Yield Curve

Most "Priced In" Policy Since 2011 - Why Draghi Better Not Disappoint

Mario Draghi better put up or shut up at the next ECB meeting as the market is more-than-pricing-in a very significant deposit rate cut (deeper into NIRP). In fact, at -56bps, 2Y German bond yields are the most "priced in" since 2011 (and bear in mind he disappointed in December).

Japan Braces For A "Turbulent, Volatile" 10-Year Auction With First Ever Negative Yield On Deck

"We expect the10y JGB auction on the 1st to be a new issue with a 0.1% coupon, but auction yields are likely to go into negative territory. We do not expect the bank sector to buy, and demand from dealers and foreign investors is unlikely to provide sufficient support. We expect the auction to be turbulent given investors are also unlikely to short futures and the possibility of a tail. "

Treasury Yield Curve Collapses To Flattest Since Nov 2007

With the short-end underperforming today, the US Treasury yield curve is flattening once again. The spread between 2Y and 10Y yields has plunged to 93bps today - the lowest level since November 2007 - suggesting US financials have not seen the wost of it yet...

"Has Everyone Lost Their Freaking Minds?"

It’s getting weird and the market is having a tough time figuring out what to take seriously, what to ignore, what to laugh nervously about and what to just laugh at. Are serious economists actually have a debate about whether it is a good idea to just print up cash and pass it out? Is that really monetary policy? Are governments really talking about banning actual currency, the very money created by that government? Money that depends, oh by the way, solely on people’s trust that the government will stand behind the money they are about to outlaw? Has everyone lost their freaking minds?

Kuroda's NIRP Backlash - Japanese Interbank Lending Crashes

Not only has the Yen strengthened and stocks collapsed since BoJ's Kuroda descended into NIRP lunacy but, in a dramatic shift that threatens the entire transmission mechanism of negative-rate stimulus, Japanese banks (whether fearing counterparty risk or already over-burdened) have almost entirely stopped lending to one another. Confusion reigns everywhere in Japanese markets with short-term interest-rate swap spreads surging and bond market volatility spiking to 3 year highs (dragging gold with it).

G-20 Needs To "Man Up" Or Risk Sparking Market Chaos, Citi Warns

“Keeping the previous language would be very disappointing and would be viewed as either complacent or reflecting policy paralysis. [They need to] man up and tell member countries that monetary policy should be accompanied by fiscal expansion.”

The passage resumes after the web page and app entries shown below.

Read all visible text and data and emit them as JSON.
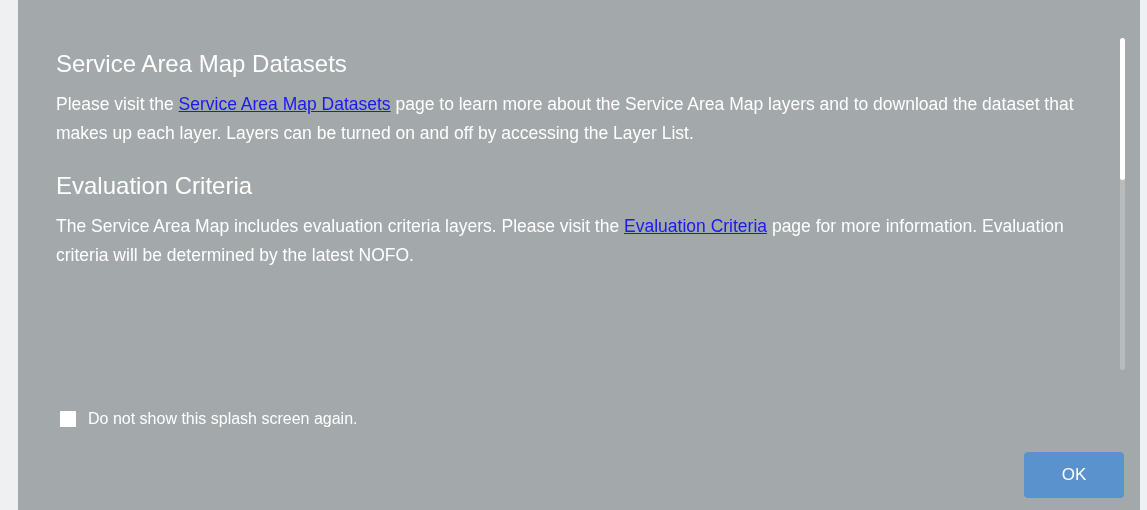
{
  "sections": [
    {
      "heading": "Service Area Map Datasets",
      "text_before": "Please visit the",
      "link": "Service Area Map Datasets",
      "text_after": "page to learn more about the Service Area Map layers and to download the dataset that makes up each layer. Layers can be turned on and off by accessing the Layer List."
    },
    {
      "heading": "Evaluation Criteria",
      "text_before": "The Service Area Map includes evaluation criteria layers. Please visit the",
      "link": "Evaluation Criteria",
      "text_after": "page for more information. Evaluation criteria will be determined by the latest NOFO."
    }
  ],
  "checkbox": {
    "label": "Do not show this splash screen again.",
    "checked": false
  },
  "button": "OK"
}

"There Will Be Hyperinflation" Japanese Lawmaker Warns "Kuroda Got It Wrong" With NIRP

Following The Bank of Japan's voyage into NIRP never-never-land, the market has sent a clear signal of its displeasure and now a growing number of Japanese officials (and former officials) are questioning Kuroda and Abe's Peter-Pan-ic dream that 'they' can fly. Having called for sub-zero rates more than two decades ago, Takeshi Fujimaki, the Japanese banker turned opposition lawmaker, warns "The BOJ is trapped," now that QQE efforts have flattened the yield curve, since "if the curve is steep, banks can make profits even at negative rates. It was a mistake to adopt negative rates after QQE." But it is Fujimaki's parting comment that should have most concerned, "Japan has ballooning debt and the BOJ is financing debt, that’s the problem... it will bust and there will be hyperinflation."

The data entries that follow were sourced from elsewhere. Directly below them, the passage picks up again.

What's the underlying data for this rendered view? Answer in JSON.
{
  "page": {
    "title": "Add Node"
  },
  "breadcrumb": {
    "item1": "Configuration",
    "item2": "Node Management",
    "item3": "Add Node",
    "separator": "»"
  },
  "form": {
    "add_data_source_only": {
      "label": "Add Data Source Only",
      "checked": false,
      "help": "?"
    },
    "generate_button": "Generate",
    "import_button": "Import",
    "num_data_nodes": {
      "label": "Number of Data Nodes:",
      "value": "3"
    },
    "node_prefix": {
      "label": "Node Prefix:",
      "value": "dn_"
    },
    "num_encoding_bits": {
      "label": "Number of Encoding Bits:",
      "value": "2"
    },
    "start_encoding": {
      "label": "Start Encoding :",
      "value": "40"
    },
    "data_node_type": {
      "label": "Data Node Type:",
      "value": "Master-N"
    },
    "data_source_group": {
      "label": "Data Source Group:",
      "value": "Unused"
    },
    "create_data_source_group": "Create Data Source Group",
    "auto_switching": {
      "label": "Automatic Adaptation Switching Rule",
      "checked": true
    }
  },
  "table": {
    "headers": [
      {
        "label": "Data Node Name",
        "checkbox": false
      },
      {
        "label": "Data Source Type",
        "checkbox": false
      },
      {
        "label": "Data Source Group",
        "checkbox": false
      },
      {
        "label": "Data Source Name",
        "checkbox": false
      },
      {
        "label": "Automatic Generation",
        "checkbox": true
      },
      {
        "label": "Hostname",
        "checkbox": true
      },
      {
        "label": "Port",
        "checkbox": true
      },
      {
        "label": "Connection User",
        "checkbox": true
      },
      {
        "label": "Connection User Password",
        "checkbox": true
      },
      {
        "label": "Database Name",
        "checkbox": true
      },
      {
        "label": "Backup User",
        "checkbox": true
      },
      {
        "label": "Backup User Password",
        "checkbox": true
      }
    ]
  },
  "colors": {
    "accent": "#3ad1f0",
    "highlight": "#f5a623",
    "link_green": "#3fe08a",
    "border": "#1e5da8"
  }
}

Why The Keynesian Market Wreckers Are Now Coming For Your Ben Franklins

Larry Summers is a pretentious Keynesian fool, but we refer to him as the Great Thinker’s Vicar on Earth for a reason. To wit, every time the latest experiment in Keynesian intervention fails - as 84 months of ZIRP and massive QE clearly have - he can be counted on to trot out a new angle on why still another interventionist experiment or state sponsored financial fraud is just the ticket. Right now he is leading the charge for the greatest stroke of foolishness yet conceived.

"Perma-bears" 2 - BofA Economist 0

"Capital markets seem to be pricing in a 50% or higher probability of a US recession. Our rates team has developed an adjusted yield curve measure that signals a 68% probability of recession."

What The Smart Money Is Most Worried About: Here Are The Four Brand New "Tail Risks"

How things have changed in the subsequent month. As the chart below shows, the biggest investor fear in February had nothing to do with a Chinese recession or an EM Debt crisis, and everything to do with the dreaded "R" word right inside the gold ole' US of A. In fact, four of the top "tail risks" are brand news, and in addition to a US recession include energy debt defaults, quantitative failure and a topic we have been covering since mid-2015, China's relentlessly encroaching capital controls.